A Type II variation application has been submitted to the European Medicines Agency for the combination of daratumumab with lenalidomide and dexamethasone for the treatment of patients with newly diagnosed multiple myeloma who are ineligible for autologous stem cell transplantation.
Jose Antonio Burun Vidal
A Type II variation application has been submitted to the European Medicines Agency for the combination of daratumumab (Darzalex) with lenalidomide (Revlimid) and dexamethasone (DRd) for the treatment of patients with newly diagnosed multiple myeloma who are ineligible for autologous stem cell transplantation (ASCT).1
The application is based on results from the phase III MAIA (MMY3008) trial, which showed that the daratumumab regimen led to a 44% reduction in the risk of disease progression or death in transplant-ineligible patients with newly diagnosed multiple myeloma who are transplant ineligible compared with lenalidomide/dexamethasone alone (HR, 0.56; 95 CI, 0.43-0.73; P <.0001).2
“Today’s submission brings us one step closer to our goal of improving treatment outcomes for people newly diagnosed with multiple myeloma,” said José Antonio Burón Vidal, vice president of medical affairs, Europe, Middle East and Africa (EMEA), Janssen-Cilag Limited, the manufacturer of daratumumab. “We are incredibly grateful to the patients and investigators who participated in the MAIA clinical trial program and look forward to working closely with the regulatory authorities to secure approval of this new combination.”
In the open-label, multicenter, phase III MAIA trial, 737 newly diagnosed patients with multiple myeloma who were ineligible for high-dose chemotherapy and ASCT aged 45 to 90 years old. Patients were randomized to receive either DRd or Rd alone in 28-day cycles. In the DRd arm, patients received daratumumab intravenously at 16 mg/kg 16 weekly for cycles 1 to 2, every 2 weeks for cycles 3 to 6, and every 4 weeks for cycle 7 and thereafter; also in this arm, 25 mg of lenalidomide was administered on days 1 to 21 of each 28-day cycle, and dexamethasone at 40 mg once a week for each cycle. Treatment was administered in both arms until disease progression or unacceptable toxicity.
The median age was 73 (range, 45-90), and 52% of patients were male and 92% were white. The ECOG performance status was 0 or 1 for 83% of patients. Per the multiple myeloma international staging system, 27% of patients were stage I, 43% of patients were stage II, and 29% of patients were stage III. Of the total population, cytogenetic risk level could be determined for 642 patients.
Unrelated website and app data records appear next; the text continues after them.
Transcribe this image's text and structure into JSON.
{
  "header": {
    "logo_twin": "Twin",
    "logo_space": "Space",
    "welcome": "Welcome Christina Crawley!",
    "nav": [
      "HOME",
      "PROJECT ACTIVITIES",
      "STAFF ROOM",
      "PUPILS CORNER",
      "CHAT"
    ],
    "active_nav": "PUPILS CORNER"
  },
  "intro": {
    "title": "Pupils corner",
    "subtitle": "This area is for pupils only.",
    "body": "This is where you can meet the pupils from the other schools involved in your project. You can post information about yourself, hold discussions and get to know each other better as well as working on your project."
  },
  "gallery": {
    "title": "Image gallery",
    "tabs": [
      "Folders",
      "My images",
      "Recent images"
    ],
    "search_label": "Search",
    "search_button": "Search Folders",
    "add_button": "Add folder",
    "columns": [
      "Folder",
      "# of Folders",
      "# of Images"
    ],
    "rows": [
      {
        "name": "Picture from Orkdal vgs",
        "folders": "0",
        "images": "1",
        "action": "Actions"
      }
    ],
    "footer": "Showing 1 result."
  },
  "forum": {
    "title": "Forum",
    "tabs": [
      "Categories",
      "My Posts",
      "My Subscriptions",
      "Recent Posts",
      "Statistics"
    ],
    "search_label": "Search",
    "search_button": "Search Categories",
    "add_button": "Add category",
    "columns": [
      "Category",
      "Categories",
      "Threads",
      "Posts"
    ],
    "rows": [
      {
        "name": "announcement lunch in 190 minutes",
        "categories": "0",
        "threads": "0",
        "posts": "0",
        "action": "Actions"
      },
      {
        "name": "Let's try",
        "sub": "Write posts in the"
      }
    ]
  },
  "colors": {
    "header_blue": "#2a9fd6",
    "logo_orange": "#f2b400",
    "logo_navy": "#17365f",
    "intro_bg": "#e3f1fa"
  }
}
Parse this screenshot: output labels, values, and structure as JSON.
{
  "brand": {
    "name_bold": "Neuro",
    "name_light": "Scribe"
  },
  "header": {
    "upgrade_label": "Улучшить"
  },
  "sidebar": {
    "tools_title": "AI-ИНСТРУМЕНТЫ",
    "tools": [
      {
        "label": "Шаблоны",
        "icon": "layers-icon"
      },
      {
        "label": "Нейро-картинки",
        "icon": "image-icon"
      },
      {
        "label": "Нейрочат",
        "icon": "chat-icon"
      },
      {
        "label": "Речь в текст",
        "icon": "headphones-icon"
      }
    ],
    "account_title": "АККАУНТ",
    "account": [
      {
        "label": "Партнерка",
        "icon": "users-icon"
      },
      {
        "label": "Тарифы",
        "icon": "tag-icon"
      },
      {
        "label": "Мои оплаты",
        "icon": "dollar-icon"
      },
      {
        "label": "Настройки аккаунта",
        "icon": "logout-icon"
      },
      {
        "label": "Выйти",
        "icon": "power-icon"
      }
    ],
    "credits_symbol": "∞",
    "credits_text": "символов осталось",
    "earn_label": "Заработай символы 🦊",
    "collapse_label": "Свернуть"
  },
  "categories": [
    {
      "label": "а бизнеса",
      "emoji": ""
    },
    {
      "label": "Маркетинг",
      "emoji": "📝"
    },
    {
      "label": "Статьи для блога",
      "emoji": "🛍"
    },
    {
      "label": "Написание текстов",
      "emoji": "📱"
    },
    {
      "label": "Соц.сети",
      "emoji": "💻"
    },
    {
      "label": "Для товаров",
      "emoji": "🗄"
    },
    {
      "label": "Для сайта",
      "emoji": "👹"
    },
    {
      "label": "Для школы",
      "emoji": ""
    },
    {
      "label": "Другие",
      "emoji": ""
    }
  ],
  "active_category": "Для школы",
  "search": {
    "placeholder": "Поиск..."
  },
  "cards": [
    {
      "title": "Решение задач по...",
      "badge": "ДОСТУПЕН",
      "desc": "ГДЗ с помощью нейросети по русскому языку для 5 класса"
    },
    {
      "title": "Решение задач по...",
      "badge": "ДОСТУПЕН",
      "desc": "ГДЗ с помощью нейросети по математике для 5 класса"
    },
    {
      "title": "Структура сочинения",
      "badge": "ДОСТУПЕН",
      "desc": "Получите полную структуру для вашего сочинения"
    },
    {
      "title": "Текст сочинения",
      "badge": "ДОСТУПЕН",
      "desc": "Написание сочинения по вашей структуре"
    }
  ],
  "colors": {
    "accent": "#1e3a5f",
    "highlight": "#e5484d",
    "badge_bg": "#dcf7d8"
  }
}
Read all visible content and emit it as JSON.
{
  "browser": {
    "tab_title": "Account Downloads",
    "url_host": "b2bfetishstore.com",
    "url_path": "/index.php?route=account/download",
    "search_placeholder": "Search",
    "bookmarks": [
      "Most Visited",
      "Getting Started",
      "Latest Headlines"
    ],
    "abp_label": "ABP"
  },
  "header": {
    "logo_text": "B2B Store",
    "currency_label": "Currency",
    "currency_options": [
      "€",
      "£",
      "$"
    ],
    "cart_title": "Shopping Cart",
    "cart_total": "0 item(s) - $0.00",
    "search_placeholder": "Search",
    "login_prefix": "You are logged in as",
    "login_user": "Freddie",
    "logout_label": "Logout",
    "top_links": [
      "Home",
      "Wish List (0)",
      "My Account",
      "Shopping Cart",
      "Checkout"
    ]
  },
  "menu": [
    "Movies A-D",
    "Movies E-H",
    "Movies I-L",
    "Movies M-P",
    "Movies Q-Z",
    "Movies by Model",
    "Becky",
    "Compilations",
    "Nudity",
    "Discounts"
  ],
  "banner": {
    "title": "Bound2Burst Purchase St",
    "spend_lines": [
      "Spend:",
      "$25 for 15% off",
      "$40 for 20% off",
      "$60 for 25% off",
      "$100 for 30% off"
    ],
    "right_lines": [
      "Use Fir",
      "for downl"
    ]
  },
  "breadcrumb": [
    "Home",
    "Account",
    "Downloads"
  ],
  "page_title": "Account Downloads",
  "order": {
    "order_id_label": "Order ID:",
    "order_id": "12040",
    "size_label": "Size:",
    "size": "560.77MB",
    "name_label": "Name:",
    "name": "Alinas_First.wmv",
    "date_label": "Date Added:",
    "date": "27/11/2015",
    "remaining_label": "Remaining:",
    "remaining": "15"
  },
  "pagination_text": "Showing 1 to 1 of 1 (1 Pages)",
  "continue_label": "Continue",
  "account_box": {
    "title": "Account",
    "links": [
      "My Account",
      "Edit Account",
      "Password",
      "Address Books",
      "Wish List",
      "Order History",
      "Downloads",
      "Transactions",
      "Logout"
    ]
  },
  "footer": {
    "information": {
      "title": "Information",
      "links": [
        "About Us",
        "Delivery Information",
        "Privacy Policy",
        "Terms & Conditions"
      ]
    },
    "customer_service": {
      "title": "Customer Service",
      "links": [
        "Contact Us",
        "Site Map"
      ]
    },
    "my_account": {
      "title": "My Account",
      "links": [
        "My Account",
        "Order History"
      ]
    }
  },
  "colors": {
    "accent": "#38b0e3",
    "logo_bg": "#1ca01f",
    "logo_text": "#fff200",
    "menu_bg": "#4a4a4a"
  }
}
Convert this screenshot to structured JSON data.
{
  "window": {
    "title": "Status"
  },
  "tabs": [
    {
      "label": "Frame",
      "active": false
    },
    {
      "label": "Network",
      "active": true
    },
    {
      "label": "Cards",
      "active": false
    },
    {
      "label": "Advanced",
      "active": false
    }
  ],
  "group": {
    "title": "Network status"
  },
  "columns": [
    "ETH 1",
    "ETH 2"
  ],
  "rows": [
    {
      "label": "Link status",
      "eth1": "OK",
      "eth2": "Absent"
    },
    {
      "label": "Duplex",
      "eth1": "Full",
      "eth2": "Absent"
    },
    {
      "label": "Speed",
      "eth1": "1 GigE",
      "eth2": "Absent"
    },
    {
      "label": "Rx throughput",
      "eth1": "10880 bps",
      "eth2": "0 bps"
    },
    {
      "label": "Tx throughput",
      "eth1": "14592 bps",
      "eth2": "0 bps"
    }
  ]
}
A total 86% of these patients were standard risk and 14% of these patients were high risk.
At a median follow-up of 28 months, results also demonstrated that the median progression-free survival for DRd has not yet been reached compared with 31.9 months for patients who received Rd alone. Moreover, DRd led to deeper responses versus Rd alone, including higher rates of a complete response or better at 48% versus 25%. The overall response rate was also higher with the triplet regimen, at 93% versus 81%, respectively.
Regarding safety, the most common grade 3/4 treatment-emergent adverse events (TEAEs) for DRd (≥10%) included neutropenia (5%), lymphopenia (15%), pneumonia (14%) and anemia (12%). Infusion-related reactions occurred in 41% of patients, 3% of which were grade 3/4. The safety profile of daratumumab was consistent with what has been reported in prior studies.
The most common grade 3/4 hematologic TEAEs in the DRd arm were neutropenia (50% vs 35% with Rd), lymphopenia (15% vs 11%), anemia (12% vs 20%), and thrombocytopenia (7% vs 9%).
The most frequently occurring nonhematologic TEAEs in the DRd arm included pneumonia (14% vs 8% with Rd); fatigue (8% vs 4%); diarrhea (7% vs 4%); deep vein thrombosis, pulmonary embolism, or both (6% in each arm); asthenia (4% in each arm); back pain (3% in each arm); constipation (2% vs <1%); peripheral edema (2% vs <1%); and nausea (1% vs ≤1%).
In Europe, daratumumab is currently indicated in combination with bortezomib (Velcade), melphalan, and prednisone for the treatment of adult patients with newly diagnosed multiple myeloma who are ineligible for ASCT; as a single agent for the treatment of adult patients with relapsed/refractory multiple myeloma who previously received a proteasome inhibitor and an immunomodulatory agent and who have demonstrated disease progression on the last therapy; and in combination with either lenalidomide/dexamethasone or bortezomib/dexamethasone, for the treatment of adult patients with myeloma who have received at least 1 prior therapy.
The combination is also being reviewed by the FDA under the Real-Time Oncology Review pilot program.